Content starts
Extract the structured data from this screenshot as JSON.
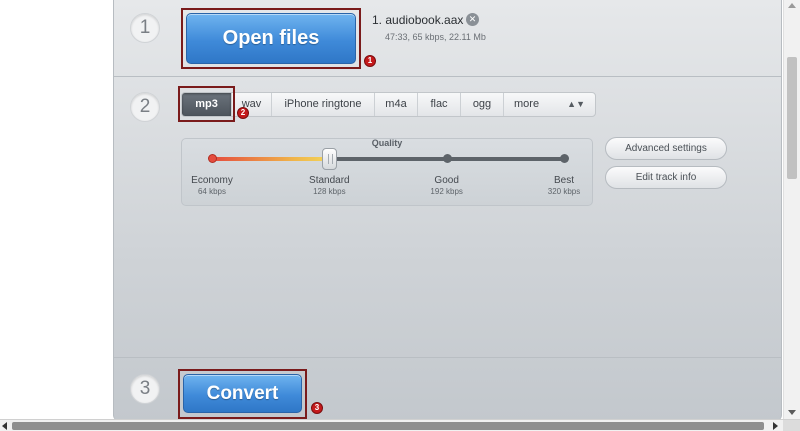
{
  "steps": [
    "1",
    "2",
    "3"
  ],
  "open_files": {
    "label": "Open files",
    "badge": "1"
  },
  "file": {
    "name": "1. audiobook.aax",
    "meta": "47:33, 65 kbps, 22.11 Mb",
    "remove_icon": "close-circle-icon"
  },
  "formats": {
    "tabs": [
      "mp3",
      "wav",
      "iPhone ringtone",
      "m4a",
      "flac",
      "ogg",
      "more"
    ],
    "selected": "mp3",
    "badge": "2"
  },
  "quality": {
    "title": "Quality",
    "selected_index": 1,
    "levels": [
      {
        "label": "Economy",
        "bitrate": "64 kbps"
      },
      {
        "label": "Standard",
        "bitrate": "128 kbps"
      },
      {
        "label": "Good",
        "bitrate": "192 kbps"
      },
      {
        "label": "Best",
        "bitrate": "320 kbps"
      }
    ]
  },
  "buttons": {
    "advanced": "Advanced settings",
    "track_info": "Edit track info"
  },
  "convert": {
    "label": "Convert",
    "badge": "3"
  },
  "colors": {
    "button_blue": "#3f8ad9",
    "highlight": "#7a1b1b",
    "badge_red": "#c4191b"
  }
}
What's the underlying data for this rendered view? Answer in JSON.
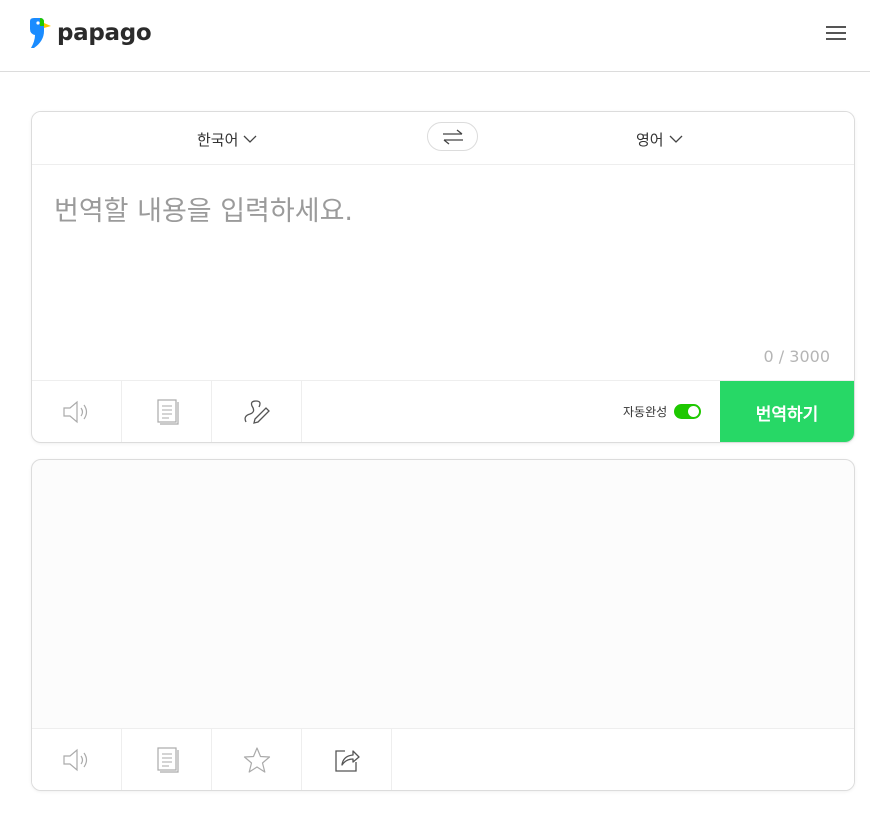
{
  "header": {
    "logo_text": "papago",
    "menu_icon": "hamburger-menu-icon"
  },
  "source": {
    "language": "한국어",
    "placeholder": "번역할 내용을 입력하세요.",
    "char_count": "0 / 3000",
    "autocomplete_label": "자동완성",
    "autocomplete_on": true,
    "translate_label": "번역하기",
    "tools": [
      "speaker-icon",
      "document-icon",
      "handwriting-icon"
    ]
  },
  "target": {
    "language": "영어",
    "tools": [
      "speaker-icon",
      "copy-icon",
      "star-icon",
      "share-icon"
    ]
  },
  "swap_icon": "swap-arrows-icon",
  "colors": {
    "brand_green": "#1ec800",
    "translate_button": "#27d866",
    "logo_blue": "#1a8cff",
    "logo_green": "#1ec800",
    "logo_yellow": "#ffc800"
  }
}
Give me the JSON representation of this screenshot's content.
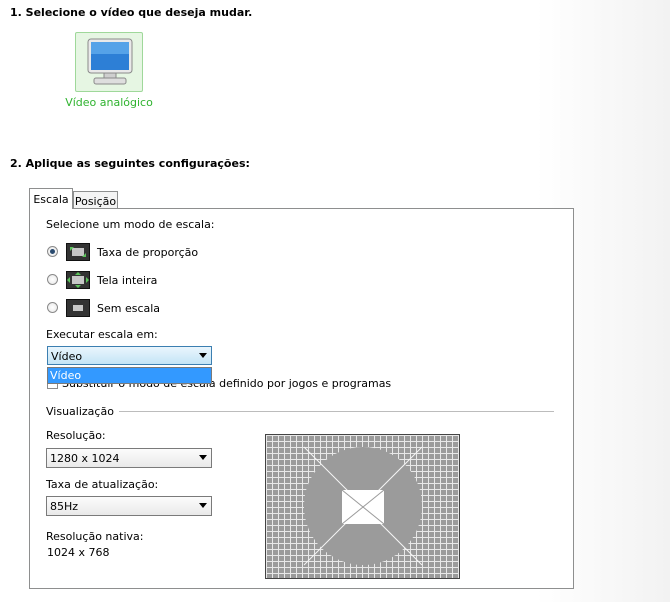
{
  "step1": {
    "title": "1. Selecione o vídeo que deseja mudar."
  },
  "video": {
    "label": "Vídeo analógico",
    "icon": "monitor-icon"
  },
  "step2": {
    "title": "2. Aplique as seguintes configurações:"
  },
  "tabs": [
    {
      "label": "Escala",
      "active": true
    },
    {
      "label": "Posição",
      "active": false
    }
  ],
  "scaling": {
    "heading": "Selecione um modo de escala:",
    "options": [
      {
        "label": "Taxa de proporção",
        "selected": true,
        "icon": "aspect-ratio-icon"
      },
      {
        "label": "Tela inteira",
        "selected": false,
        "icon": "full-screen-icon"
      },
      {
        "label": "Sem escala",
        "selected": false,
        "icon": "no-scaling-icon"
      }
    ]
  },
  "perform": {
    "label": "Executar escala em:",
    "value": "Vídeo",
    "dropdown_options": [
      "Vídeo"
    ]
  },
  "override": {
    "label": "Substituir o modo de escala definido por jogos e programas",
    "checked": false
  },
  "visualization": {
    "title": "Visualização",
    "resolution_label": "Resolução:",
    "resolution_value": "1280 x 1024",
    "refresh_label": "Taxa de atualização:",
    "refresh_value": "85Hz",
    "native_label": "Resolução nativa:",
    "native_value": "1024 x 768"
  },
  "colors": {
    "accent_green": "#2fb32f",
    "selection_blue": "#3399ff"
  }
}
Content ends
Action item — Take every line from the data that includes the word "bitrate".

Result of the task —
        "bitrate": "64 kbps"
        "bitrate": "128 kbps"
        "bitrate": "192 kbps"
        "bitrate": "320 kbps"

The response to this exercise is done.